**REQUIREMENT:** Your task is to copy every record exactly.

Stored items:
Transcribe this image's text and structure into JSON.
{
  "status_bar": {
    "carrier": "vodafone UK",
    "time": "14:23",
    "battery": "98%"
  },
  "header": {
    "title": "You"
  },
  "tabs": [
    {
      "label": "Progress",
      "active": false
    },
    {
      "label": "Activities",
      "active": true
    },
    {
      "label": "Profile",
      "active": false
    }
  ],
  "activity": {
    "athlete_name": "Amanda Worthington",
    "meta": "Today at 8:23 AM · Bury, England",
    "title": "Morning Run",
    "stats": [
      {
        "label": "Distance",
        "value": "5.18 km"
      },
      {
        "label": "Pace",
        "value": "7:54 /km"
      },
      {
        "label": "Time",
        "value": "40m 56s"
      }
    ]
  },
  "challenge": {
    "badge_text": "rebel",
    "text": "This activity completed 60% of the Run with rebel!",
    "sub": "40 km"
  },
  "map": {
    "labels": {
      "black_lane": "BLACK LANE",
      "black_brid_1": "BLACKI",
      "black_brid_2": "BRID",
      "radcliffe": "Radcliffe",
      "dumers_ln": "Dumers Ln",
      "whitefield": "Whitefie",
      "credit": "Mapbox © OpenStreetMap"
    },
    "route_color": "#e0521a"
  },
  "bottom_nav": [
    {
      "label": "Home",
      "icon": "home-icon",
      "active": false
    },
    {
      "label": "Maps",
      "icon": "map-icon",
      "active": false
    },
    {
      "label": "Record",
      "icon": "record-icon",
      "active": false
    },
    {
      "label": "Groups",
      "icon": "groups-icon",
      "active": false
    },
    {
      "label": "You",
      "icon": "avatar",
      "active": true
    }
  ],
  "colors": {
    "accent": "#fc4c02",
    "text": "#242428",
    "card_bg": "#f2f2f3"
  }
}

**RESPONSE TO THIS EXERCISE:**
Transcribe this image's text and structure into JSON.
{
  "status_bar": {
    "carrier": "vodafone UK",
    "time": "14:23",
    "battery": "98%"
  },
  "header": {
    "title": "You"
  },
  "tabs": [
    {
      "label": "Progress",
      "active": false
    },
    {
      "label": "Activities",
      "active": true
    },
    {
      "label": "Profile",
      "active": false
    }
  ],
  "activity": {
    "athlete_name": "Amanda Worthington",
    "meta": "Today at 8:23 AM · Bury, England",
    "title": "Morning Run",
    "stats": [
      {
        "label": "Distance",
        "value": "5.18 km"
      },
      {
        "label": "Pace",
        "value": "7:54 /km"
      },
      {
        "label": "Time",
        "value": "40m 56s"
      }
    ]
  },
  "challenge": {
    "badge_text": "rebel",
    "text": "This activity completed 60% of the Run with rebel!",
    "sub": "40 km"
  },
  "map": {
    "labels": {
      "black_lane": "BLACK LANE",
      "black_brid_1": "BLACKI",
      "black_brid_2": "BRID",
      "radcliffe": "Radcliffe",
      "dumers_ln": "Dumers Ln",
      "whitefield": "Whitefie",
      "credit": "Mapbox © OpenStreetMap"
    },
    "route_color": "#e0521a"
  },
  "bottom_nav": [
    {
      "label": "Home",
      "icon": "home-icon",
      "active": false
    },
    {
      "label": "Maps",
      "icon": "map-icon",
      "active": false
    },
    {
      "label": "Record",
      "icon": "record-icon",
      "active": false
    },
    {
      "label": "Groups",
      "icon": "groups-icon",
      "active": false
    },
    {
      "label": "You",
      "icon": "avatar",
      "active": true
    }
  ],
  "colors": {
    "accent": "#fc4c02",
    "text": "#242428",
    "card_bg": "#f2f2f3"
  }
}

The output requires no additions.